§ Exercise directions
Report every line of the records below that includes the string "icon".

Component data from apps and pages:
# # # # # # #

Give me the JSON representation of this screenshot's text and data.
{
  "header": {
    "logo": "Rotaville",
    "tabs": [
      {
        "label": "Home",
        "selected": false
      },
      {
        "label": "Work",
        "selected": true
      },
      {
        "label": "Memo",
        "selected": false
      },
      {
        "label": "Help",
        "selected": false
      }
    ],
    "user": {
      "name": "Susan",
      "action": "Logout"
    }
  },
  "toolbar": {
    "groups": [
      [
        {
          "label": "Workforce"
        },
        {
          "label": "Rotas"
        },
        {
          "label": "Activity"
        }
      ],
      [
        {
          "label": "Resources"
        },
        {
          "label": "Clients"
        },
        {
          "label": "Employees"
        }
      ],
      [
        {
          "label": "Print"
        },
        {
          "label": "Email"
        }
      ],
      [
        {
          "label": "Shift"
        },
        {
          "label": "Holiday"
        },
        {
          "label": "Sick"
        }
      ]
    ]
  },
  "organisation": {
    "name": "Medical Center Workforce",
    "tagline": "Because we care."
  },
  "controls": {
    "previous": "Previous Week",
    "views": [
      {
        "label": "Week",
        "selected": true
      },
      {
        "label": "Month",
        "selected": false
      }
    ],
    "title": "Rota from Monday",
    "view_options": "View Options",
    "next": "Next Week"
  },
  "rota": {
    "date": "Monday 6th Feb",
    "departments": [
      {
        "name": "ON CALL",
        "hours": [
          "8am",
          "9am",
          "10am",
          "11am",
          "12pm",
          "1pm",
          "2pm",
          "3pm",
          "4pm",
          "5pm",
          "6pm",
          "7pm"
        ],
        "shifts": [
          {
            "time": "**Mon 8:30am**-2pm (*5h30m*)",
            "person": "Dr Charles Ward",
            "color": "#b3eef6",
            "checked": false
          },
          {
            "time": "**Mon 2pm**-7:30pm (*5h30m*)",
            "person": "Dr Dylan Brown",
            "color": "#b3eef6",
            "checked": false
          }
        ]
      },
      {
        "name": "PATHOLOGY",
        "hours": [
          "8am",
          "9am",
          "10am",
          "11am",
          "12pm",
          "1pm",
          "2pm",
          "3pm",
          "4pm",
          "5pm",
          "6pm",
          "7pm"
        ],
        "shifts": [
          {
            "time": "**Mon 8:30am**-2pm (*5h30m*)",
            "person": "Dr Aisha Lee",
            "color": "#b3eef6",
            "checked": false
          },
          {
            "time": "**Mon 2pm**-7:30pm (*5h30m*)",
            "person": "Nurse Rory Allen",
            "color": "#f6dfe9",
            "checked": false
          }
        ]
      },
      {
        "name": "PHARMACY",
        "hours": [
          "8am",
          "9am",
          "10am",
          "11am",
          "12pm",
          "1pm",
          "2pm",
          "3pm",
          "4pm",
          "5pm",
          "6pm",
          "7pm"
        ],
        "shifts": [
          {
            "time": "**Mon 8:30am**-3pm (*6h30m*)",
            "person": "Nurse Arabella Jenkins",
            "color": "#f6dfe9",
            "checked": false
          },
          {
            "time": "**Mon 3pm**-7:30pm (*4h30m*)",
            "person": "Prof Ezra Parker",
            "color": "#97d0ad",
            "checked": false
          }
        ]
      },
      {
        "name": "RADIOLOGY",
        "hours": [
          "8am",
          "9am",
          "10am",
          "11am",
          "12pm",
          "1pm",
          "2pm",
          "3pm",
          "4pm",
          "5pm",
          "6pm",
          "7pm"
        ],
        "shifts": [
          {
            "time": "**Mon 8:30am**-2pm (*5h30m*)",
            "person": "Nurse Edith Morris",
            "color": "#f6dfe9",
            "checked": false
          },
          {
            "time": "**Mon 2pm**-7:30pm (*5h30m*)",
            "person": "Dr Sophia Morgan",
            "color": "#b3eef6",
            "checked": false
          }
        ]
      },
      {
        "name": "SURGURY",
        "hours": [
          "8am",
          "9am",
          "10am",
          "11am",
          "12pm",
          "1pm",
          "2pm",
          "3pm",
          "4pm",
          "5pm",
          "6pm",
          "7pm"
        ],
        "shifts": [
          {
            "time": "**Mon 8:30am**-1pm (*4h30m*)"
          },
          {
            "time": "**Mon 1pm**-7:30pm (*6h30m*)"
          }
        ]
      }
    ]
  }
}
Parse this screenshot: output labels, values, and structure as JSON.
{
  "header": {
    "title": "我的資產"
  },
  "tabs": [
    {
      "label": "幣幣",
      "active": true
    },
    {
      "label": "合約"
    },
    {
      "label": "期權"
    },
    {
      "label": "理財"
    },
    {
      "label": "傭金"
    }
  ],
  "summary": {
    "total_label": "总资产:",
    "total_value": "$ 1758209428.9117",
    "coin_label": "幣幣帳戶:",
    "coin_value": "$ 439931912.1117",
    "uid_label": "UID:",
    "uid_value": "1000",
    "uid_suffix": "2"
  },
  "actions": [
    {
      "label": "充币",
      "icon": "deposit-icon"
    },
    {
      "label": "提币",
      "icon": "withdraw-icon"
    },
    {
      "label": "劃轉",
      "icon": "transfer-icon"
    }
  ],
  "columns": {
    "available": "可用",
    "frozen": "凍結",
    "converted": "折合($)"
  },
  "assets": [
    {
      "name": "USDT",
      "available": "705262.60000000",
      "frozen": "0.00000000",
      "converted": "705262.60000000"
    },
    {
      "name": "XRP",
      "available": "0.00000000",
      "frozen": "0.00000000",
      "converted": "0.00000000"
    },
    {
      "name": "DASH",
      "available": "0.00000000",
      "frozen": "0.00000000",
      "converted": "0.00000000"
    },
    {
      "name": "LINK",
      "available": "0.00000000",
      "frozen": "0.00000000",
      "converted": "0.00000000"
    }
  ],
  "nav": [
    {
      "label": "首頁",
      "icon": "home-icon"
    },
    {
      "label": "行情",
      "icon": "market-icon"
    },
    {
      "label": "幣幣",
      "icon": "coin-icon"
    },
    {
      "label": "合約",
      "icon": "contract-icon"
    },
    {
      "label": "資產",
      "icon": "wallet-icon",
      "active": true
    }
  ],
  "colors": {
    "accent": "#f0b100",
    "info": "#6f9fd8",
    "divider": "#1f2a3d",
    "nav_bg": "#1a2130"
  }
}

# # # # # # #

§ Answer to this exercise
      "icon": "deposit-icon"
      "icon": "withdraw-icon"
      "icon": "transfer-icon"
      "icon": "home-icon"
      "icon": "market-icon"
      "icon": "coin-icon"
      "icon": "contract-icon"
      "icon": "wallet-icon",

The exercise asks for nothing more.